The Robert F. Kennedy Center and its report on human rights in Western Sahara and in the Tindouf camps continue to stir negative reactions. The latest came from two NGOs well-known in the United States for upholding human rights. These are the Leadership Council for Human Rights (LCHR) and Teach the Children International (TCI), which criticized as “biased” and “misinformed” the report of the President of the RFK Center for Justice and Human Rights, Kerry Kennedy, who toured the region end of August.
“The RFK Center report by the very nature of its conclusions revealed that its authors were biased and misinformed because they interviewed a small number of persons and held limited and exclusive meetings,” said the presidents of TCI and LCHR, Nancy Huff and Kathryn Porter Cameron.
Huff and Cameron who visited the Moroccan Southern Provinces from September 10 to 20 have, on their part, drafted a report assessing the situation of human rights in the Sahara.
They both expressed regrets that Algerian authorities denied them entry to the Polisario-controlled camps of Tindouf, while the RFK Center delegation “known for its unconditional support for the Polisario” was allowed to visit these camps few days earlier.
In their report, the two NGOs argue that many Sahrawis among those interviewed, including some who just returned from the Tindouf camps, have expressed their full support to the Autonomy Plan for Western Sahara. They consider this alternative as the only option that is likely to enable them to run their own affairs in peace and dignity.
According to the two NGOs, the settlement of the Sahara conflict and the reopening of the border between Algeria and Morocco would mark a stride in the regional integration process, which is “probably the most effective way to take up the social and economic challenges facing the region.”

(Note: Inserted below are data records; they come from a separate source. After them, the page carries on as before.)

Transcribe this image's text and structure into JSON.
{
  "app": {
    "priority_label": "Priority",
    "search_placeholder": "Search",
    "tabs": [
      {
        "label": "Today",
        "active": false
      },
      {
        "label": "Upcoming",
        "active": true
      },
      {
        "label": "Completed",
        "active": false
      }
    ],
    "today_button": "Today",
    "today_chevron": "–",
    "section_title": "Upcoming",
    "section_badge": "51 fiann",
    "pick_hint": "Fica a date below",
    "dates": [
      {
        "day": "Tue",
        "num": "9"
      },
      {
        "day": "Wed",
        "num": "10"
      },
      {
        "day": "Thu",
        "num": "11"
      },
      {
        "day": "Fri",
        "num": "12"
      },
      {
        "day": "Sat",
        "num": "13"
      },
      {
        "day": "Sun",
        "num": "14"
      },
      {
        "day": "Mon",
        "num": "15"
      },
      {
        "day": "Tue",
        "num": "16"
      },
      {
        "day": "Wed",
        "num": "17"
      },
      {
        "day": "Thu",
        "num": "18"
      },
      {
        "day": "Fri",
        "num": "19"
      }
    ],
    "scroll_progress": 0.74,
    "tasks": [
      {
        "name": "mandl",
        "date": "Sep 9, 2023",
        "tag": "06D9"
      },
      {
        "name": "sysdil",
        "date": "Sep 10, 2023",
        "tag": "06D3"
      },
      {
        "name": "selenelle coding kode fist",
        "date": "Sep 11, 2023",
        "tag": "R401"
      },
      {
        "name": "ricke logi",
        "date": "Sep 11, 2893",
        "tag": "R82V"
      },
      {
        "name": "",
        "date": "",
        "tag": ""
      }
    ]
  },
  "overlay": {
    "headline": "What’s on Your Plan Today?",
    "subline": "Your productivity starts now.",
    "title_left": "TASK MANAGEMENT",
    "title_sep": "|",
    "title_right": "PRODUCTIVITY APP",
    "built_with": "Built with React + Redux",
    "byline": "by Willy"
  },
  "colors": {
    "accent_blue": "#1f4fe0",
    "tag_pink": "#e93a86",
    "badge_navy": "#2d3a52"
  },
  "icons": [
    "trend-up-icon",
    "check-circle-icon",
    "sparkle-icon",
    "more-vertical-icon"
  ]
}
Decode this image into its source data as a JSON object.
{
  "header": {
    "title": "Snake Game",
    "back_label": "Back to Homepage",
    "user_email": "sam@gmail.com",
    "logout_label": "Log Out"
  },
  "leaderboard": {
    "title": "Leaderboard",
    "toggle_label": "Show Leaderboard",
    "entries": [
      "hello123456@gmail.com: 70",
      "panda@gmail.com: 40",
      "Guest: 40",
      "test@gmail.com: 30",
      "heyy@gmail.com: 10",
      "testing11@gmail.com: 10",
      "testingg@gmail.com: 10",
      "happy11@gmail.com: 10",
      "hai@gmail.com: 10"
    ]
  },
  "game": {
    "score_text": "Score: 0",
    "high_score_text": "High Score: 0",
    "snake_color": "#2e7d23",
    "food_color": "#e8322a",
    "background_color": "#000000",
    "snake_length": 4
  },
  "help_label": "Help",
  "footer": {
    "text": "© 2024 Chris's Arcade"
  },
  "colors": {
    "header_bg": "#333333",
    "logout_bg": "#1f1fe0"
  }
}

In its conclusion, the report warns against the dire living conditions and the despair prevailing in the Tindouf camps that make youths in these camps an easy prey to the lure of jihad and terrorist recruiters such as Al-Qaeda in the Islamic Maghreb (AQIM) and the Movement for Oneness and Jihad in West Africa (Mujao), which are gripping northern Mali.